Big Game Hunting
In ancient times our ancestors hunted to survive. They learned to ‘stalk’ animals that lived very different lives than we human beings. Human hunters stalked their prey by trying to imagine what their prey’s life would be like: then they would know how to successfully track them. In modern times successful investors need to learn the same skills. In order for us to hunt in today’s financial market jungles, we need to stalk the activities of our prey: the ones from whom we make our profits.
Ancient human hunters’ hearts beat at about 65 beats per minute (BPM.) An elephant’s heart beats at about 30 BPM. Lemmings’ hearts beat at about 400 BPM. How did those primitive human beings stalk both little animals and big animals when the paces of their lives were so fundamentally different? Can modern investors hunt successfully in the financial markets if we don’t understand the paces of the different investors from whom we hunt for profits?
Consider, for example, those multi-billion dollar pension funds who like to buy investments and hold them for years. They might have liked to buy their massive stock market positions in the late 1970s and quietly reduce those positions in the first decade of the 2000s. These investment pachyderms move slowly and deliberately – and when they move, they move BIG. And they move in herds. How does one hunt a herd?
Then there are the jackals: the thousands of day traders buying and selling stocks and futures all day long. Their basic pattern is to take an opening position in the morning and to close out their trades in the afternoon. For these in-and-out traders, carrying an investment overnight represents higher risk than they are willing to take.

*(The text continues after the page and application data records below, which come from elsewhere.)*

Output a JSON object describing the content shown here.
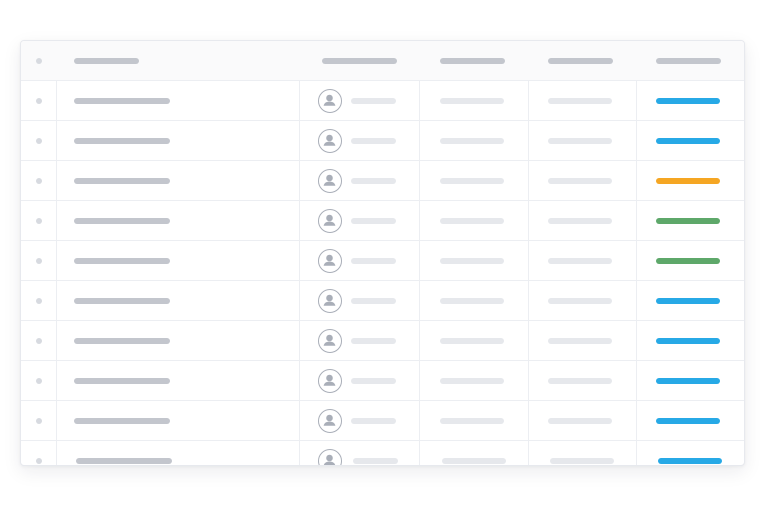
{
  "colors": {
    "status_blue": "#27a9e6",
    "status_orange": "#f5a623",
    "status_green": "#5ea86a",
    "header_bar": "#c3c6cd",
    "row_name_bar": "#c3c6cd",
    "row_placeholder_bar": "#e6e8ec",
    "grid_line": "#eceef2"
  },
  "icons": {
    "row_marker": "dot-icon",
    "assignee": "user-avatar-icon"
  },
  "table": {
    "columns": [
      "select",
      "name",
      "assignee",
      "col-3",
      "col-4",
      "status"
    ],
    "rows": [
      {
        "status_color": "#27a9e6"
      },
      {
        "status_color": "#27a9e6"
      },
      {
        "status_color": "#f5a623"
      },
      {
        "status_color": "#5ea86a"
      },
      {
        "status_color": "#5ea86a"
      },
      {
        "status_color": "#27a9e6"
      },
      {
        "status_color": "#27a9e6"
      },
      {
        "status_color": "#27a9e6"
      },
      {
        "status_color": "#27a9e6"
      },
      {
        "status_color": "#27a9e6"
      }
    ]
  }
}
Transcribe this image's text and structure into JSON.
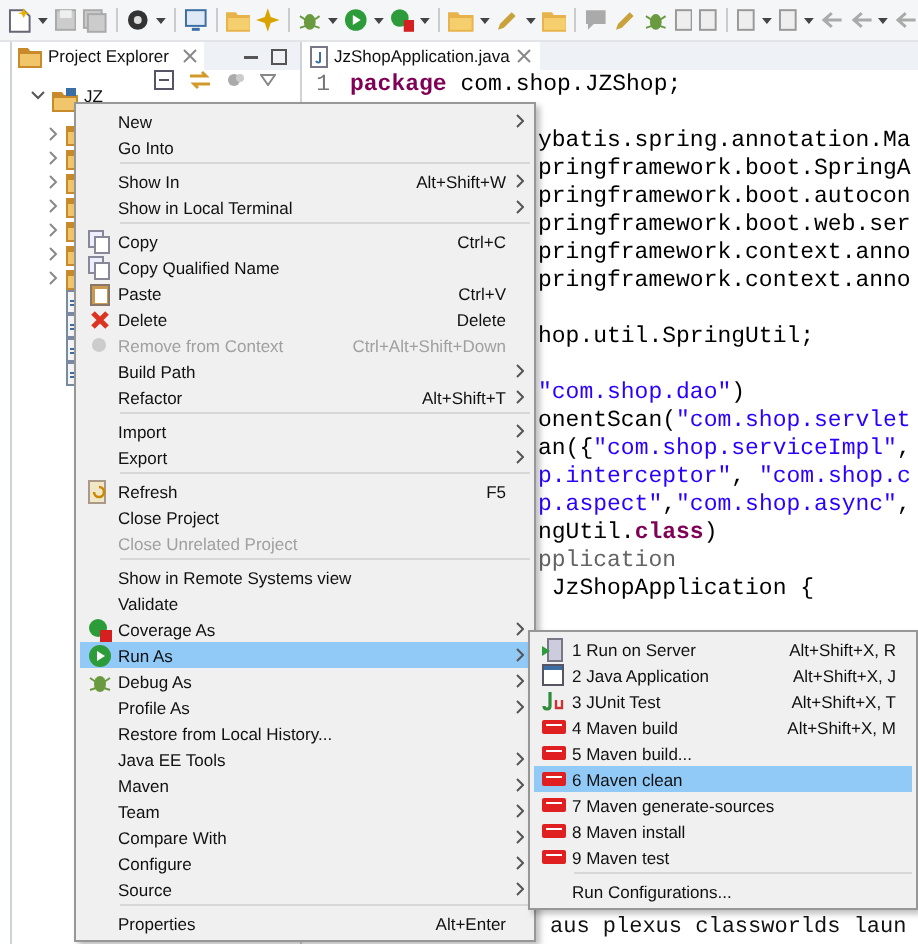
{
  "explorer": {
    "tab": {
      "label": "Project Explorer",
      "selected": true
    },
    "tree": {
      "label": "JZ",
      "expanded": true,
      "children": [
        {
          "kind": "folder",
          "expanded": false
        },
        {
          "kind": "folder",
          "expanded": false
        },
        {
          "kind": "folder",
          "expanded": false
        },
        {
          "kind": "folder",
          "expanded": false
        },
        {
          "kind": "folder",
          "expanded": false
        },
        {
          "kind": "folder",
          "expanded": false
        },
        {
          "kind": "folder",
          "expanded": false
        },
        {
          "kind": "file"
        },
        {
          "kind": "file"
        },
        {
          "kind": "file"
        },
        {
          "kind": "file"
        }
      ]
    }
  },
  "editor": {
    "tab": {
      "label": "JzShopApplication.java",
      "selected": true
    },
    "first_line": {
      "number": "1",
      "tokens": [
        {
          "kind": "keyword",
          "text": "package"
        },
        {
          "kind": "plain",
          "text": " com.shop.JZShop;"
        }
      ]
    },
    "partial_lines": [
      {
        "kind": "blank"
      },
      {
        "kind": "code",
        "tokens": [
          {
            "kind": "plain",
            "text": "ybatis.spring.annotation.Ma"
          }
        ]
      },
      {
        "kind": "code",
        "tokens": [
          {
            "kind": "plain",
            "text": "pringframework.boot.SpringA"
          }
        ]
      },
      {
        "kind": "code",
        "tokens": [
          {
            "kind": "plain",
            "text": "pringframework.boot.autocon"
          }
        ]
      },
      {
        "kind": "code",
        "tokens": [
          {
            "kind": "plain",
            "text": "pringframework.boot.web.ser"
          }
        ]
      },
      {
        "kind": "code",
        "tokens": [
          {
            "kind": "plain",
            "text": "pringframework.context.anno"
          }
        ]
      },
      {
        "kind": "code",
        "tokens": [
          {
            "kind": "plain",
            "text": "pringframework.context.anno"
          }
        ]
      },
      {
        "kind": "blank"
      },
      {
        "kind": "code",
        "tokens": [
          {
            "kind": "plain",
            "text": "hop.util.SpringUtil;"
          }
        ]
      },
      {
        "kind": "blank"
      },
      {
        "kind": "code",
        "tokens": [
          {
            "kind": "string",
            "text": "\"com.shop.dao\""
          },
          {
            "kind": "plain",
            "text": ")"
          }
        ]
      },
      {
        "kind": "code",
        "tokens": [
          {
            "kind": "plain",
            "text": "onentScan("
          },
          {
            "kind": "string",
            "text": "\"com.shop.servlet"
          }
        ]
      },
      {
        "kind": "code",
        "tokens": [
          {
            "kind": "plain",
            "text": "an({"
          },
          {
            "kind": "string",
            "text": "\"com.shop.serviceImpl\""
          },
          {
            "kind": "plain",
            "text": ","
          }
        ]
      },
      {
        "kind": "code",
        "tokens": [
          {
            "kind": "string",
            "text": "p.interceptor\""
          },
          {
            "kind": "plain",
            "text": ", "
          },
          {
            "kind": "string",
            "text": "\"com.shop.c"
          }
        ]
      },
      {
        "kind": "code",
        "tokens": [
          {
            "kind": "string",
            "text": "p.aspect\""
          },
          {
            "kind": "plain",
            "text": ","
          },
          {
            "kind": "string",
            "text": "\"com.shop.async\""
          },
          {
            "kind": "plain",
            "text": ","
          }
        ]
      },
      {
        "kind": "code",
        "tokens": [
          {
            "kind": "plain",
            "text": "ngUtil."
          },
          {
            "kind": "keyword",
            "text": "class"
          },
          {
            "kind": "plain",
            "text": ")"
          }
        ]
      },
      {
        "kind": "code",
        "tokens": [
          {
            "kind": "annotation",
            "text": "pplication"
          }
        ]
      },
      {
        "kind": "code",
        "tokens": [
          {
            "kind": "plain",
            "text": " JzShopApplication {"
          }
        ]
      }
    ],
    "console_tail": "aus plexus classworlds laun"
  },
  "context_menu": {
    "items": [
      {
        "kind": "item",
        "label": "New",
        "submenu": true,
        "disabled": false,
        "selected": false
      },
      {
        "kind": "item",
        "label": "Go Into",
        "submenu": false,
        "disabled": false,
        "selected": false
      },
      {
        "kind": "separator"
      },
      {
        "kind": "item",
        "label": "Show In",
        "shortcut": "Alt+Shift+W",
        "submenu": true,
        "disabled": false,
        "selected": false
      },
      {
        "kind": "item",
        "label": "Show in Local Terminal",
        "submenu": true,
        "disabled": false,
        "selected": false
      },
      {
        "kind": "separator"
      },
      {
        "kind": "item",
        "label": "Copy",
        "shortcut": "Ctrl+C",
        "submenu": false,
        "disabled": false,
        "selected": false
      },
      {
        "kind": "item",
        "label": "Copy Qualified Name",
        "submenu": false,
        "disabled": false,
        "selected": false
      },
      {
        "kind": "item",
        "label": "Paste",
        "shortcut": "Ctrl+V",
        "submenu": false,
        "disabled": false,
        "selected": false
      },
      {
        "kind": "item",
        "label": "Delete",
        "shortcut": "Delete",
        "submenu": false,
        "disabled": false,
        "selected": false
      },
      {
        "kind": "item",
        "label": "Remove from Context",
        "shortcut": "Ctrl+Alt+Shift+Down",
        "submenu": false,
        "disabled": true,
        "selected": false
      },
      {
        "kind": "item",
        "label": "Build Path",
        "submenu": true,
        "disabled": false,
        "selected": false
      },
      {
        "kind": "item",
        "label": "Refactor",
        "shortcut": "Alt+Shift+T",
        "submenu": true,
        "disabled": false,
        "selected": false
      },
      {
        "kind": "separator"
      },
      {
        "kind": "item",
        "label": "Import",
        "submenu": true,
        "disabled": false,
        "selected": false
      },
      {
        "kind": "item",
        "label": "Export",
        "submenu": true,
        "disabled": false,
        "selected": false
      },
      {
        "kind": "separator"
      },
      {
        "kind": "item",
        "label": "Refresh",
        "shortcut": "F5",
        "submenu": false,
        "disabled": false,
        "selected": false
      },
      {
        "kind": "item",
        "label": "Close Project",
        "submenu": false,
        "disabled": false,
        "selected": false
      },
      {
        "kind": "item",
        "label": "Close Unrelated Project",
        "submenu": false,
        "disabled": true,
        "selected": false
      },
      {
        "kind": "separator"
      },
      {
        "kind": "item",
        "label": "Show in Remote Systems view",
        "submenu": false,
        "disabled": false,
        "selected": false
      },
      {
        "kind": "item",
        "label": "Validate",
        "submenu": false,
        "disabled": false,
        "selected": false
      },
      {
        "kind": "item",
        "label": "Coverage As",
        "submenu": true,
        "disabled": false,
        "selected": false
      },
      {
        "kind": "item",
        "label": "Run As",
        "submenu": true,
        "disabled": false,
        "selected": true
      },
      {
        "kind": "item",
        "label": "Debug As",
        "submenu": true,
        "disabled": false,
        "selected": false
      },
      {
        "kind": "item",
        "label": "Profile As",
        "submenu": true,
        "disabled": false,
        "selected": false
      },
      {
        "kind": "item",
        "label": "Restore from Local History...",
        "submenu": false,
        "disabled": false,
        "selected": false
      },
      {
        "kind": "item",
        "label": "Java EE Tools",
        "submenu": true,
        "disabled": false,
        "selected": false
      },
      {
        "kind": "item",
        "label": "Maven",
        "submenu": true,
        "disabled": false,
        "selected": false
      },
      {
        "kind": "item",
        "label": "Team",
        "submenu": true,
        "disabled": false,
        "selected": false
      },
      {
        "kind": "item",
        "label": "Compare With",
        "submenu": true,
        "disabled": false,
        "selected": false
      },
      {
        "kind": "item",
        "label": "Configure",
        "submenu": true,
        "disabled": false,
        "selected": false
      },
      {
        "kind": "item",
        "label": "Source",
        "submenu": true,
        "disabled": false,
        "selected": false
      },
      {
        "kind": "separator"
      },
      {
        "kind": "item",
        "label": "Properties",
        "shortcut": "Alt+Enter",
        "submenu": false,
        "disabled": false,
        "selected": false
      }
    ]
  },
  "run_as_menu": {
    "items": [
      {
        "kind": "item",
        "label": "1 Run on Server",
        "shortcut": "Alt+Shift+X, R",
        "selected": false
      },
      {
        "kind": "item",
        "label": "2 Java Application",
        "shortcut": "Alt+Shift+X, J",
        "selected": false
      },
      {
        "kind": "item",
        "label": "3 JUnit Test",
        "shortcut": "Alt+Shift+X, T",
        "selected": false
      },
      {
        "kind": "item",
        "label": "4 Maven build",
        "shortcut": "Alt+Shift+X, M",
        "selected": false
      },
      {
        "kind": "item",
        "label": "5 Maven build...",
        "selected": false
      },
      {
        "kind": "item",
        "label": "6 Maven clean",
        "selected": true
      },
      {
        "kind": "item",
        "label": "7 Maven generate-sources",
        "selected": false
      },
      {
        "kind": "item",
        "label": "8 Maven install",
        "selected": false
      },
      {
        "kind": "item",
        "label": "9 Maven test",
        "selected": false
      },
      {
        "kind": "separator"
      },
      {
        "kind": "item",
        "label": "Run Configurations...",
        "selected": false
      }
    ]
  }
}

They are in quickly and out quickly, operating at an entirely different time horizon than the herd.